PROBLEM:
Your reply should reproduce the data below without a single alteration, apart from dropping the images.

RECORDS TO USE:
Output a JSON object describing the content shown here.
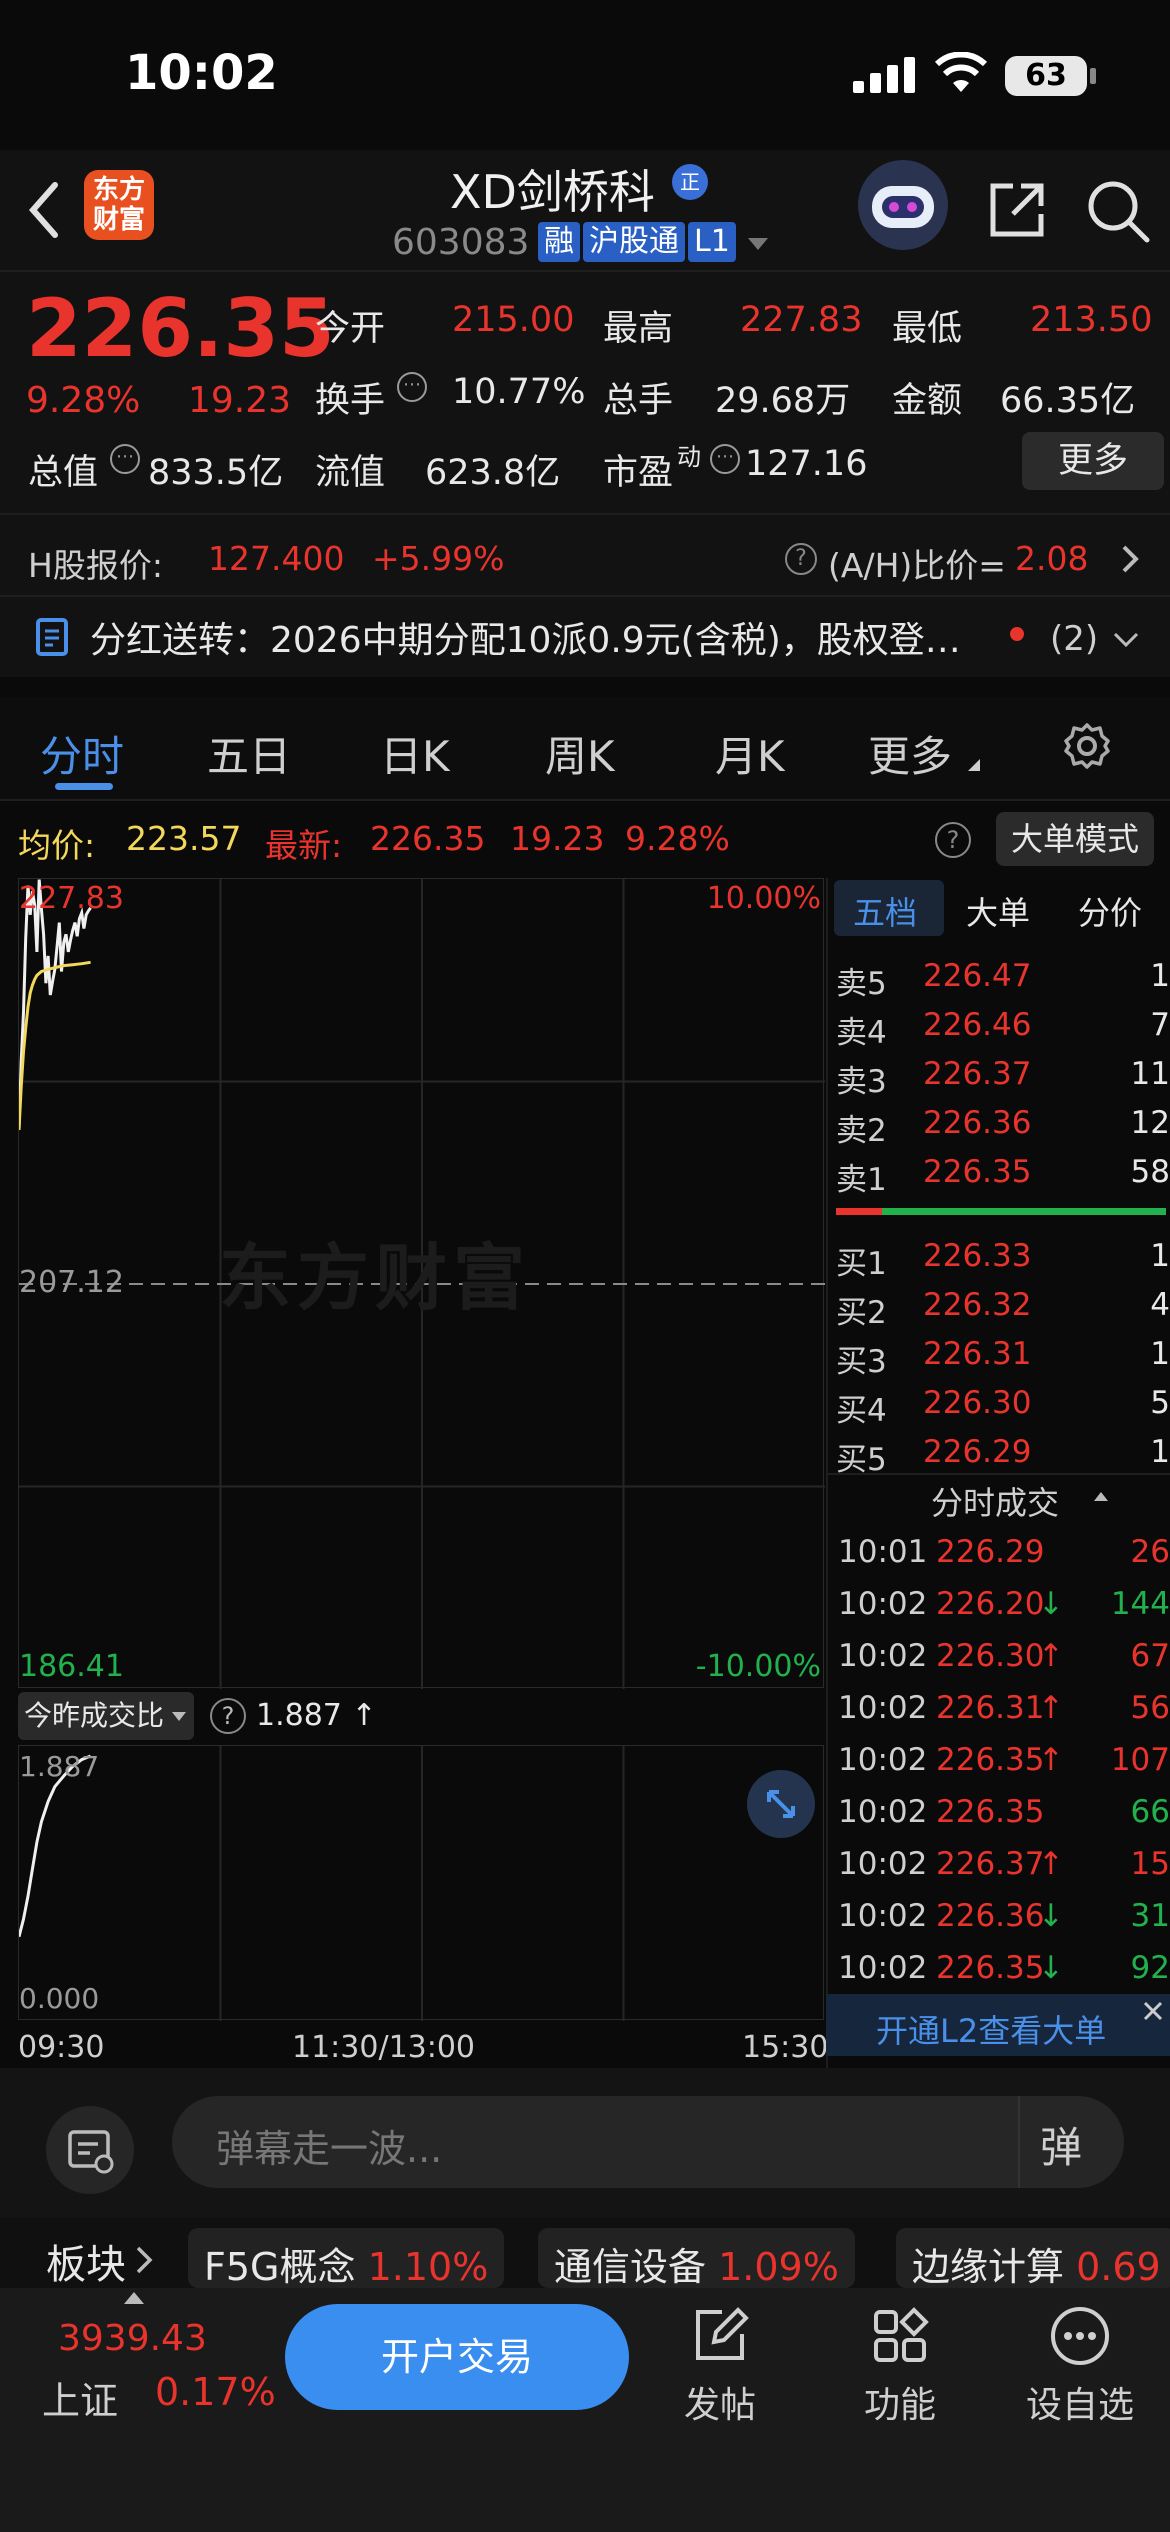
{
  "status_bar": {
    "time": "10:02",
    "battery": "63"
  },
  "header": {
    "stock_name": "XD剑桥科",
    "code": "603083",
    "tag_margin": "融",
    "tag_connect": "沪股通",
    "tag_level": "L1",
    "logo_text": "东方财富",
    "verified": "正"
  },
  "quote": {
    "price": "226.35",
    "change_pct": "9.28%",
    "change": "19.23",
    "open_label": "今开",
    "open": "215.00",
    "high_label": "最高",
    "high": "227.83",
    "low_label": "最低",
    "low": "213.50",
    "turnover_label": "换手",
    "turnover": "10.77%",
    "volume_label": "总手",
    "volume": "29.68万",
    "amount_label": "金额",
    "amount": "66.35亿",
    "mcap_label": "总值",
    "mcap": "833.5亿",
    "float_label": "流值",
    "float_mcap": "623.8亿",
    "pe_label": "市盈",
    "pe_sup": "动",
    "pe": "127.16",
    "more_button": "更多"
  },
  "h_share": {
    "label": "H股报价:",
    "price": "127.400",
    "change": "+5.99%",
    "ratio_label": "(A/H)比价=",
    "ratio": "2.08"
  },
  "notice": {
    "text": "分红送转：2026中期分配10派0.9元(含税)，股权登…",
    "count": "(2)"
  },
  "tabs": [
    {
      "label": "分时",
      "active": true
    },
    {
      "label": "五日"
    },
    {
      "label": "日K"
    },
    {
      "label": "周K"
    },
    {
      "label": "月K"
    },
    {
      "label": "更多"
    }
  ],
  "chart_legend": {
    "avg_label": "均价:",
    "avg": "223.57",
    "latest_label": "最新:",
    "latest": "226.35",
    "change": "19.23",
    "change_pct": "9.28%",
    "big_order_button": "大单模式"
  },
  "chart": {
    "max_price": "227.83",
    "mid_price": "207.12",
    "min_price": "186.41",
    "max_pct": "10.00%",
    "min_pct": "-10.00%",
    "watermark": "东方财富",
    "time_start": "09:30",
    "time_mid": "11:30/13:00",
    "time_end": "15:30"
  },
  "volume_panel": {
    "selector": "今昨成交比",
    "value": "1.887 ↑",
    "top": "1.887",
    "bottom": "0.000"
  },
  "chart_data": {
    "type": "line",
    "title": "",
    "xlabel": "",
    "ylabel": "",
    "ylim": [
      186.41,
      227.83
    ],
    "x_range": [
      "09:30",
      "15:30"
    ],
    "series": [
      {
        "name": "最新",
        "x": [
          "09:30",
          "09:31",
          "09:32",
          "09:33",
          "09:34",
          "09:35",
          "09:36",
          "09:37",
          "09:38",
          "09:39",
          "09:40",
          "09:41",
          "09:42",
          "09:43",
          "09:44",
          "09:45",
          "09:46",
          "09:47",
          "09:48",
          "09:49",
          "09:50",
          "09:51",
          "09:52",
          "09:53",
          "09:54",
          "09:55",
          "09:56",
          "09:57",
          "09:58",
          "09:59",
          "10:00",
          "10:01",
          "10:02"
        ],
        "values": [
          215.0,
          218.5,
          221.0,
          224.8,
          227.5,
          226.0,
          227.2,
          226.5,
          224.1,
          227.8,
          226.3,
          225.0,
          222.5,
          223.9,
          221.9,
          222.6,
          223.2,
          224.4,
          225.6,
          223.1,
          224.6,
          225.0,
          224.1,
          224.7,
          225.2,
          225.6,
          224.9,
          225.8,
          226.1,
          225.3,
          226.0,
          226.2,
          226.35
        ]
      },
      {
        "name": "均价",
        "x": [
          "09:30",
          "09:31",
          "09:32",
          "09:33",
          "09:34",
          "09:35",
          "09:36",
          "09:37",
          "09:38",
          "09:40",
          "09:43",
          "09:46",
          "09:50",
          "09:54",
          "09:58",
          "10:02"
        ],
        "values": [
          215.0,
          217.2,
          219.0,
          220.2,
          221.3,
          222.0,
          222.4,
          222.7,
          222.9,
          223.1,
          223.2,
          223.3,
          223.4,
          223.45,
          223.5,
          223.57
        ]
      }
    ]
  },
  "vol_ratio_data": {
    "x": [
      "09:30",
      "09:32",
      "09:34",
      "09:36",
      "09:38",
      "09:40",
      "09:43",
      "09:46",
      "09:50",
      "09:54",
      "09:58",
      "10:02"
    ],
    "values": [
      0.55,
      0.68,
      0.85,
      1.05,
      1.25,
      1.4,
      1.55,
      1.66,
      1.74,
      1.81,
      1.86,
      1.887
    ],
    "ylim": [
      0.0,
      1.887
    ]
  },
  "order_book": {
    "tabs": [
      "五档",
      "大单",
      "分价"
    ],
    "asks": [
      {
        "label": "卖5",
        "price": "226.47",
        "qty": "1"
      },
      {
        "label": "卖4",
        "price": "226.46",
        "qty": "7"
      },
      {
        "label": "卖3",
        "price": "226.37",
        "qty": "11"
      },
      {
        "label": "卖2",
        "price": "226.36",
        "qty": "12"
      },
      {
        "label": "卖1",
        "price": "226.35",
        "qty": "58"
      }
    ],
    "bids": [
      {
        "label": "买1",
        "price": "226.33",
        "qty": "1"
      },
      {
        "label": "买2",
        "price": "226.32",
        "qty": "4"
      },
      {
        "label": "买3",
        "price": "226.31",
        "qty": "1"
      },
      {
        "label": "买4",
        "price": "226.30",
        "qty": "5"
      },
      {
        "label": "买5",
        "price": "226.29",
        "qty": "1"
      }
    ]
  },
  "ticks": {
    "title": "分时成交",
    "rows": [
      {
        "time": "10:01",
        "price": "226.29",
        "arrow": "",
        "qty": "26",
        "color": "#e8342d"
      },
      {
        "time": "10:02",
        "price": "226.20",
        "arrow": "↓",
        "qty": "144",
        "color": "#22b14c"
      },
      {
        "time": "10:02",
        "price": "226.30",
        "arrow": "↑",
        "qty": "67",
        "color": "#e8342d"
      },
      {
        "time": "10:02",
        "price": "226.31",
        "arrow": "↑",
        "qty": "56",
        "color": "#e8342d"
      },
      {
        "time": "10:02",
        "price": "226.35",
        "arrow": "↑",
        "qty": "107",
        "color": "#e8342d"
      },
      {
        "time": "10:02",
        "price": "226.35",
        "arrow": "",
        "qty": "66",
        "color": "#22b14c"
      },
      {
        "time": "10:02",
        "price": "226.37",
        "arrow": "↑",
        "qty": "15",
        "color": "#e8342d"
      },
      {
        "time": "10:02",
        "price": "226.36",
        "arrow": "↓",
        "qty": "31",
        "color": "#22b14c"
      },
      {
        "time": "10:02",
        "price": "226.35",
        "arrow": "↓",
        "qty": "92",
        "color": "#22b14c"
      }
    ],
    "l2_banner": "开通L2查看大单"
  },
  "comment_bar": {
    "placeholder": "弹幕走一波...",
    "barrage_button": "弹"
  },
  "sectors": {
    "label": "板块",
    "items": [
      {
        "name": "F5G概念",
        "pct": "1.10%"
      },
      {
        "name": "通信设备",
        "pct": "1.09%"
      },
      {
        "name": "边缘计算",
        "pct": "0.69"
      }
    ]
  },
  "bottom_nav": {
    "index_value": "3939.43",
    "index_name": "上证",
    "index_pct": "0.17%",
    "trade_button": "开户交易",
    "post": "发帖",
    "functions": "功能",
    "watchlist": "设自选"
  },
  "colors": {
    "up": "#e8342d",
    "down": "#22b14c",
    "accent": "#3a8ef0",
    "avg_line": "#f3d85c"
  }
}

TASK ANSWER:
Output a JSON object describing the content shown here.
{
  "status_bar": {
    "time": "10:02",
    "battery": "63"
  },
  "header": {
    "stock_name": "XD剑桥科",
    "code": "603083",
    "tag_margin": "融",
    "tag_connect": "沪股通",
    "tag_level": "L1",
    "logo_text": "东方财富",
    "verified": "正"
  },
  "quote": {
    "price": "226.35",
    "change_pct": "9.28%",
    "change": "19.23",
    "open_label": "今开",
    "open": "215.00",
    "high_label": "最高",
    "high": "227.83",
    "low_label": "最低",
    "low": "213.50",
    "turnover_label": "换手",
    "turnover": "10.77%",
    "volume_label": "总手",
    "volume": "29.68万",
    "amount_label": "金额",
    "amount": "66.35亿",
    "mcap_label": "总值",
    "mcap": "833.5亿",
    "float_label": "流值",
    "float_mcap": "623.8亿",
    "pe_label": "市盈",
    "pe_sup": "动",
    "pe": "127.16",
    "more_button": "更多"
  },
  "h_share": {
    "label": "H股报价:",
    "price": "127.400",
    "change": "+5.99%",
    "ratio_label": "(A/H)比价=",
    "ratio": "2.08"
  },
  "notice": {
    "text": "分红送转：2026中期分配10派0.9元(含税)，股权登…",
    "count": "(2)"
  },
  "tabs": [
    {
      "label": "分时",
      "active": true
    },
    {
      "label": "五日"
    },
    {
      "label": "日K"
    },
    {
      "label": "周K"
    },
    {
      "label": "月K"
    },
    {
      "label": "更多"
    }
  ],
  "chart_legend": {
    "avg_label": "均价:",
    "avg": "223.57",
    "latest_label": "最新:",
    "latest": "226.35",
    "change": "19.23",
    "change_pct": "9.28%",
    "big_order_button": "大单模式"
  },
  "chart": {
    "max_price": "227.83",
    "mid_price": "207.12",
    "min_price": "186.41",
    "max_pct": "10.00%",
    "min_pct": "-10.00%",
    "watermark": "东方财富",
    "time_start": "09:30",
    "time_mid": "11:30/13:00",
    "time_end": "15:30"
  },
  "volume_panel": {
    "selector": "今昨成交比",
    "value": "1.887 ↑",
    "top": "1.887",
    "bottom": "0.000"
  },
  "chart_data": {
    "type": "line",
    "title": "",
    "xlabel": "",
    "ylabel": "",
    "ylim": [
      186.41,
      227.83
    ],
    "x_range": [
      "09:30",
      "15:30"
    ],
    "series": [
      {
        "name": "最新",
        "x": [
          "09:30",
          "09:31",
          "09:32",
          "09:33",
          "09:34",
          "09:35",
          "09:36",
          "09:37",
          "09:38",
          "09:39",
          "09:40",
          "09:41",
          "09:42",
          "09:43",
          "09:44",
          "09:45",
          "09:46",
          "09:47",
          "09:48",
          "09:49",
          "09:50",
          "09:51",
          "09:52",
          "09:53",
          "09:54",
          "09:55",
          "09:56",
          "09:57",
          "09:58",
          "09:59",
          "10:00",
          "10:01",
          "10:02"
        ],
        "values": [
          215.0,
          218.5,
          221.0,
          224.8,
          227.5,
          226.0,
          227.2,
          226.5,
          224.1,
          227.8,
          226.3,
          225.0,
          222.5,
          223.9,
          221.9,
          222.6,
          223.2,
          224.4,
          225.6,
          223.1,
          224.6,
          225.0,
          224.1,
          224.7,
          225.2,
          225.6,
          224.9,
          225.8,
          226.1,
          225.3,
          226.0,
          226.2,
          226.35
        ]
      },
      {
        "name": "均价",
        "x": [
          "09:30",
          "09:31",
          "09:32",
          "09:33",
          "09:34",
          "09:35",
          "09:36",
          "09:37",
          "09:38",
          "09:40",
          "09:43",
          "09:46",
          "09:50",
          "09:54",
          "09:58",
          "10:02"
        ],
        "values": [
          215.0,
          217.2,
          219.0,
          220.2,
          221.3,
          222.0,
          222.4,
          222.7,
          222.9,
          223.1,
          223.2,
          223.3,
          223.4,
          223.45,
          223.5,
          223.57
        ]
      }
    ]
  },
  "vol_ratio_data": {
    "x": [
      "09:30",
      "09:32",
      "09:34",
      "09:36",
      "09:38",
      "09:40",
      "09:43",
      "09:46",
      "09:50",
      "09:54",
      "09:58",
      "10:02"
    ],
    "values": [
      0.55,
      0.68,
      0.85,
      1.05,
      1.25,
      1.4,
      1.55,
      1.66,
      1.74,
      1.81,
      1.86,
      1.887
    ],
    "ylim": [
      0.0,
      1.887
    ]
  },
  "order_book": {
    "tabs": [
      "五档",
      "大单",
      "分价"
    ],
    "asks": [
      {
        "label": "卖5",
        "price": "226.47",
        "qty": "1"
      },
      {
        "label": "卖4",
        "price": "226.46",
        "qty": "7"
      },
      {
        "label": "卖3",
        "price": "226.37",
        "qty": "11"
      },
      {
        "label": "卖2",
        "price": "226.36",
        "qty": "12"
      },
      {
        "label": "卖1",
        "price": "226.35",
        "qty": "58"
      }
    ],
    "bids": [
      {
        "label": "买1",
        "price": "226.33",
        "qty": "1"
      },
      {
        "label": "买2",
        "price": "226.32",
        "qty": "4"
      },
      {
        "label": "买3",
        "price": "226.31",
        "qty": "1"
      },
      {
        "label": "买4",
        "price": "226.30",
        "qty": "5"
      },
      {
        "label": "买5",
        "price": "226.29",
        "qty": "1"
      }
    ]
  },
  "ticks": {
    "title": "分时成交",
    "rows": [
      {
        "time": "10:01",
        "price": "226.29",
        "arrow": "",
        "qty": "26",
        "color": "#e8342d"
      },
      {
        "time": "10:02",
        "price": "226.20",
        "arrow": "↓",
        "qty": "144",
        "color": "#22b14c"
      },
      {
        "time": "10:02",
        "price": "226.30",
        "arrow": "↑",
        "qty": "67",
        "color": "#e8342d"
      },
      {
        "time": "10:02",
        "price": "226.31",
        "arrow": "↑",
        "qty": "56",
        "color": "#e8342d"
      },
      {
        "time": "10:02",
        "price": "226.35",
        "arrow": "↑",
        "qty": "107",
        "color": "#e8342d"
      },
      {
        "time": "10:02",
        "price": "226.35",
        "arrow": "",
        "qty": "66",
        "color": "#22b14c"
      },
      {
        "time": "10:02",
        "price": "226.37",
        "arrow": "↑",
        "qty": "15",
        "color": "#e8342d"
      },
      {
        "time": "10:02",
        "price": "226.36",
        "arrow": "↓",
        "qty": "31",
        "color": "#22b14c"
      },
      {
        "time": "10:02",
        "price": "226.35",
        "arrow": "↓",
        "qty": "92",
        "color": "#22b14c"
      }
    ],
    "l2_banner": "开通L2查看大单"
  },
  "comment_bar": {
    "placeholder": "弹幕走一波...",
    "barrage_button": "弹"
  },
  "sectors": {
    "label": "板块",
    "items": [
      {
        "name": "F5G概念",
        "pct": "1.10%"
      },
      {
        "name": "通信设备",
        "pct": "1.09%"
      },
      {
        "name": "边缘计算",
        "pct": "0.69"
      }
    ]
  },
  "bottom_nav": {
    "index_value": "3939.43",
    "index_name": "上证",
    "index_pct": "0.17%",
    "trade_button": "开户交易",
    "post": "发帖",
    "functions": "功能",
    "watchlist": "设自选"
  },
  "colors": {
    "up": "#e8342d",
    "down": "#22b14c",
    "accent": "#3a8ef0",
    "avg_line": "#f3d85c"
  }
}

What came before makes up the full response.